Website and app data records
______________________________

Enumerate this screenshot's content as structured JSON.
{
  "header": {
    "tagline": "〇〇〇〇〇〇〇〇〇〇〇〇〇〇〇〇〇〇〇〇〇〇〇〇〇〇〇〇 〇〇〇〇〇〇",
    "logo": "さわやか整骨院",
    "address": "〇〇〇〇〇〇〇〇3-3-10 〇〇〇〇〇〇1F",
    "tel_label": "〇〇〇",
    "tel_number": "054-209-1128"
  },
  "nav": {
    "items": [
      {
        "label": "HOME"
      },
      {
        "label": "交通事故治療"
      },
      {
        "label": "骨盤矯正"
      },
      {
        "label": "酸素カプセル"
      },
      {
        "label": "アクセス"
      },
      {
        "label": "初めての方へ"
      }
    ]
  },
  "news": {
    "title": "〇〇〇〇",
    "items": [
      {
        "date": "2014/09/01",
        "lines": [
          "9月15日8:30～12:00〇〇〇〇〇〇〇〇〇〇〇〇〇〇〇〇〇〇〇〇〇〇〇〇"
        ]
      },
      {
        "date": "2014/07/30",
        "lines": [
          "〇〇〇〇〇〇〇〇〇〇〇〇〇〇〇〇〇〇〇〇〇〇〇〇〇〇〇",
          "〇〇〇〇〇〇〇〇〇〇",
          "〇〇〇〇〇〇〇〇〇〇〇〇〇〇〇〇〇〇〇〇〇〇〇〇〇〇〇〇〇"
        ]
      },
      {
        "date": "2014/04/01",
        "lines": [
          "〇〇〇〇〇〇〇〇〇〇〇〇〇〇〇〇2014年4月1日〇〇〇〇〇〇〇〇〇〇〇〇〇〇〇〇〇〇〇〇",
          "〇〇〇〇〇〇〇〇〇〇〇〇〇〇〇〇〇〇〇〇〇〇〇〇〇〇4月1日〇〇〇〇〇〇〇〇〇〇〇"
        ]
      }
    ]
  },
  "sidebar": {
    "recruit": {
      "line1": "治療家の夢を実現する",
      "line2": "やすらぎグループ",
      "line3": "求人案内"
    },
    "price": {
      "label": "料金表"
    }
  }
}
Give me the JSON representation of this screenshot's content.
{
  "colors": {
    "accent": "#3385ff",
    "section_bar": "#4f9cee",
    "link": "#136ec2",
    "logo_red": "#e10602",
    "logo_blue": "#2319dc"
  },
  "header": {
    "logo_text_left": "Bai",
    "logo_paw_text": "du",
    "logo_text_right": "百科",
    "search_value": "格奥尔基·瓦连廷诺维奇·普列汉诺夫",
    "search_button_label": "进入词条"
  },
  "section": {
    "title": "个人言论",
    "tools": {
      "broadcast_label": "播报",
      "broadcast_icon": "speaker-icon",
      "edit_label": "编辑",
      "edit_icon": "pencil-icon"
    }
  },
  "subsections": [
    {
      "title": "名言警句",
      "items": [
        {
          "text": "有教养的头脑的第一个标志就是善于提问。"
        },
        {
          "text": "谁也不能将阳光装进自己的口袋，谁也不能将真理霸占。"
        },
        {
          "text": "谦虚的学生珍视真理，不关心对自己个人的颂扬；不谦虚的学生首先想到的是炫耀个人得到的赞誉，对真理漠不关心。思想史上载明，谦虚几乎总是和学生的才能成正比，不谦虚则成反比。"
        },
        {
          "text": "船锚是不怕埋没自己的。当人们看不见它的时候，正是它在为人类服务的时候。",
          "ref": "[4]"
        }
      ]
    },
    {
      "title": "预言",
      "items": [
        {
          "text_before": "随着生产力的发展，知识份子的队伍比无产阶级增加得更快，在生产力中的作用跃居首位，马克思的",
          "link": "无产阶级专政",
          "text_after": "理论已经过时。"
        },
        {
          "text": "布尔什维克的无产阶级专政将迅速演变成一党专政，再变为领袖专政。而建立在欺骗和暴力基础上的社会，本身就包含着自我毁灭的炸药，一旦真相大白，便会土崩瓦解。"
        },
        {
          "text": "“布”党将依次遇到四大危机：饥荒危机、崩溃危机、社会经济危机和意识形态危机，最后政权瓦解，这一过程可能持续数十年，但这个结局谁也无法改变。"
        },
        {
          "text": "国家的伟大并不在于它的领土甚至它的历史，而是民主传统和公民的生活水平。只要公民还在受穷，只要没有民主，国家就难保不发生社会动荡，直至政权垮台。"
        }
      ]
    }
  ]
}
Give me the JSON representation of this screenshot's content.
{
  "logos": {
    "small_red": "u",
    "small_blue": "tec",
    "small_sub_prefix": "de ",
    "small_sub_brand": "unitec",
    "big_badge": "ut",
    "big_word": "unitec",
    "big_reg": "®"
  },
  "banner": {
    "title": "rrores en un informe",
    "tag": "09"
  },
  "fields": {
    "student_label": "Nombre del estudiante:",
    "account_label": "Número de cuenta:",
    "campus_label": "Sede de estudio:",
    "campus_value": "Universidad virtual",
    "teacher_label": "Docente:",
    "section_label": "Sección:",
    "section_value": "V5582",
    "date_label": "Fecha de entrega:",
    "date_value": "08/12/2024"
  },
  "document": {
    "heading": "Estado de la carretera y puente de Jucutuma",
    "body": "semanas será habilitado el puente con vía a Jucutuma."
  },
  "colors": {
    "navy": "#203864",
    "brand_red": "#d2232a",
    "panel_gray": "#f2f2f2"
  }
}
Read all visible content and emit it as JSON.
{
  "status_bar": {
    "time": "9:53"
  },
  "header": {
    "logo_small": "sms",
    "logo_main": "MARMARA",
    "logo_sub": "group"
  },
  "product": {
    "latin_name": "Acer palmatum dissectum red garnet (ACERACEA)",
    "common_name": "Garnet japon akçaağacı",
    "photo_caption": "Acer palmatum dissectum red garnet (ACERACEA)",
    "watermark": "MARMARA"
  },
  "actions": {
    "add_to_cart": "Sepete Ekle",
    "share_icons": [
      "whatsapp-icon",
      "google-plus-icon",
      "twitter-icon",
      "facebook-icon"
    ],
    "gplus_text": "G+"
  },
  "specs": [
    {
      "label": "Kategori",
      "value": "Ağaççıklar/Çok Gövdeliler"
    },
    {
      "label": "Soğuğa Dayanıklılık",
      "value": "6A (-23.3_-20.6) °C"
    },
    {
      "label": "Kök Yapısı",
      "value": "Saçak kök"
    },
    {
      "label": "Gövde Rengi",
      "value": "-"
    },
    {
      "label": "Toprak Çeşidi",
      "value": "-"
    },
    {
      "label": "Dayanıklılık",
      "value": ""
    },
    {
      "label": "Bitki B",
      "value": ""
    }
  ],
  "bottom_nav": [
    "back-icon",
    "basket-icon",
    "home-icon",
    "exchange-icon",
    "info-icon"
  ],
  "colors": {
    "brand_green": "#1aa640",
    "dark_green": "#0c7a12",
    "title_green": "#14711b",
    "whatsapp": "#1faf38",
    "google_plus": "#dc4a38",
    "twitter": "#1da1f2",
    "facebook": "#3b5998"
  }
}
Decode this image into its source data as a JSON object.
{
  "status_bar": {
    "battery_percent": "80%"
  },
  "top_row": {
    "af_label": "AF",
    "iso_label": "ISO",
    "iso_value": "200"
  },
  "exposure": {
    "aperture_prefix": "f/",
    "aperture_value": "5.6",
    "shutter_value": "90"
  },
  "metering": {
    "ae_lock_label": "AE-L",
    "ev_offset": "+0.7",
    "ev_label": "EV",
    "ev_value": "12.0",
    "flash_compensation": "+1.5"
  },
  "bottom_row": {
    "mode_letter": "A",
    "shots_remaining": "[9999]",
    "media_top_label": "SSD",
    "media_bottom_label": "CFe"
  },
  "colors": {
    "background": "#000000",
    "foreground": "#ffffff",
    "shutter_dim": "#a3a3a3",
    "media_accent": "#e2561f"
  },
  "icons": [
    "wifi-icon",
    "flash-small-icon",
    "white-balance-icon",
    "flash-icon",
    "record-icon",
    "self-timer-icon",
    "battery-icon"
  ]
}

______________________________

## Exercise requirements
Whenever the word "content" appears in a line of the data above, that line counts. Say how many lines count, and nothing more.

## Answer space
4